If you are in a particularly stress-filled season of life, you might feel out of control and overwhelmed. Think about it. When you are feeling awesome and in control, there might be people or situations that are not joy-inducing that you can tolerate because in-balance, life is feeling breezy. But when life gets super hard and you are being tossed in the waves a bit, those same relationships can feel toxic. Self preservation might include taking some of those people or situations out of the mix until you have the bandwidth for them. You might need to, for a time at least, focus only on the joy-inducing situations and relationships. I don’t want to go so far to say that you are going to “throw out” relationships but my guess is, once you take a break, you may want to continue to focus on the joy, don’t you think?

This doesn’t mean that you only hold on to what is perfect. I have a cracked teacup that I will never throw away because I can still see my mom holding it in both hands. It brings me joy. I recently spent a few days with some of my besties from college. Each of us are in a tough life season and are less than our awesome selves right now… but in our weakness, we shared, loved and laughed and brought one another great joy. I will keep those girls forever. They bring me the kind of joy that I can barely put into words.

Is it time to focus on joy?

Romans 12:12 says: Rejoice in hope, be patient in tribulation, be constant in prayer. Do you have people in your life that will do this with you? If you do not, it might be time for some KonMari…

As always, let me know if I can help.

Love,

Sonia

Value Your Time: Are you worth more than a tank of gas?

A few years ago, my husband and I began using a phrase when we felt people were taking advantage of our Empathic-ness. It came out of an experience he had with a local realtor who kept canceling meetings and when they finally settled on a time to share a lunch, the guy was over 30 minutes late. Mike left the restaurant and when the realtor called to explain his tardiness, his excuse was that he had stopped for gas and he hoped to reschedule. Now, let’s be clear…there are lots of good reasons to cancel a commitment and lots of reasonable excuses for tardiness but….really?

So now, when we encounter situations in our life where it is clear that our time, our love, our commitment, is not being appreciated how we hoped it would be, we declare (or mumble…or emphasize with an eye roll…) that we are INDEED worth more than a tank of gas!

It took us years to get here.

Are you an Empath that finds yourself in situations where the other person in the relationship does not seem to put the same value on you, your time, your commitment, that you put on theirs?

Is it hard for you to claim self-worth because it feels selfish? Let’s try to reframe this so that you can start living in an empowered, more “true to yourself” way! Give and take in a relationship is part of every healthy friendship, marriage or business relationship. However, an imbalance can occur, leaving one side or the other feeling really taken advantage of and hurt. Without fail, the more Empathic you are, the more you tolerate as you seek to preserve the relationship.

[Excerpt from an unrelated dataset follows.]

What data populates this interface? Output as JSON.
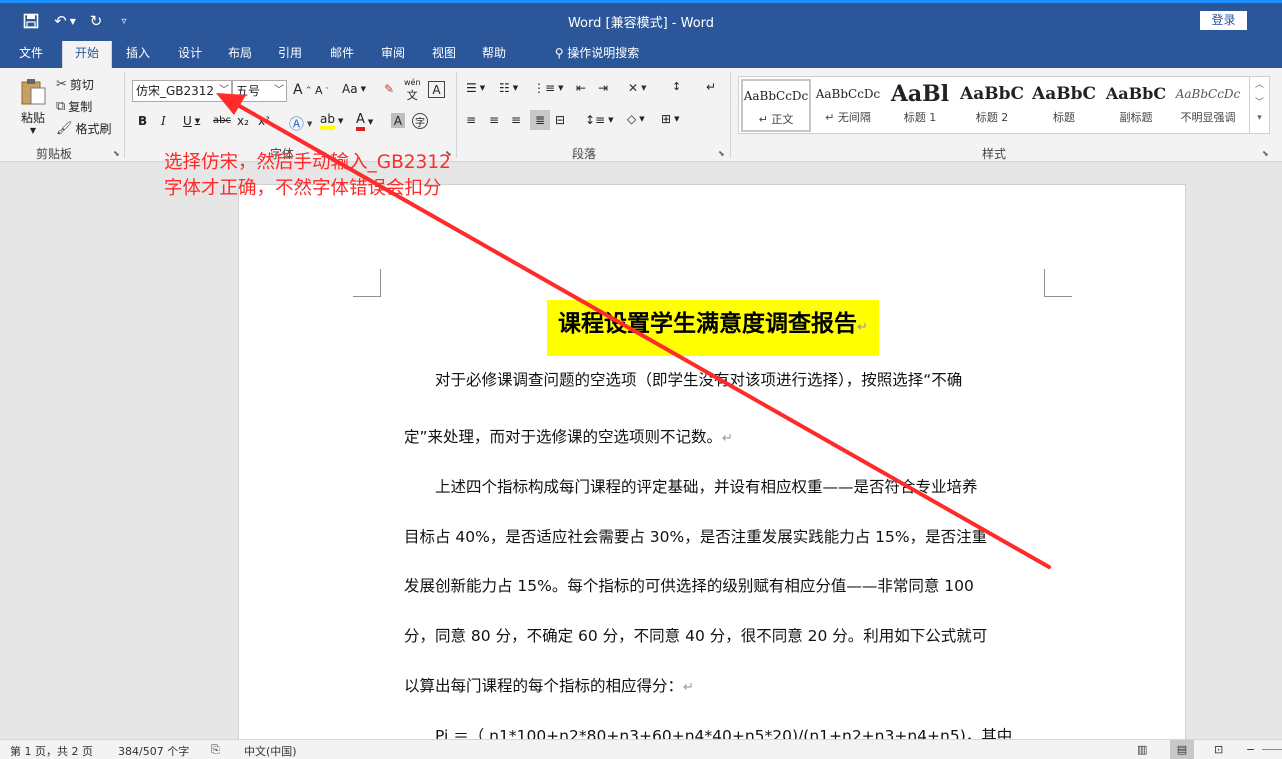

Chasing after a relationship that is doomed to fail, is common for Empaths. They are prone to think that there is something they can say or do that will make the other person respond more favorably. Unfortunately, in this process, respect can be lost leading to more situations where the Empath does not feel heard, understood or valued.

If you are the Empath, there is wisdom in taking care to reserve that “extra effort” for relationships that have a hopeful outcome, or for members of your family that you are bound to for life. But putting on some protective armor for other relationships is important if you want to find meaningful relationships in this life. The longer you stay connected to someone who does not value you, the longer you risk being away from the relationship that will value you.

Because YOU are worth more than a tank of gas!

As always, let me know if I can help.

With love,

Sonia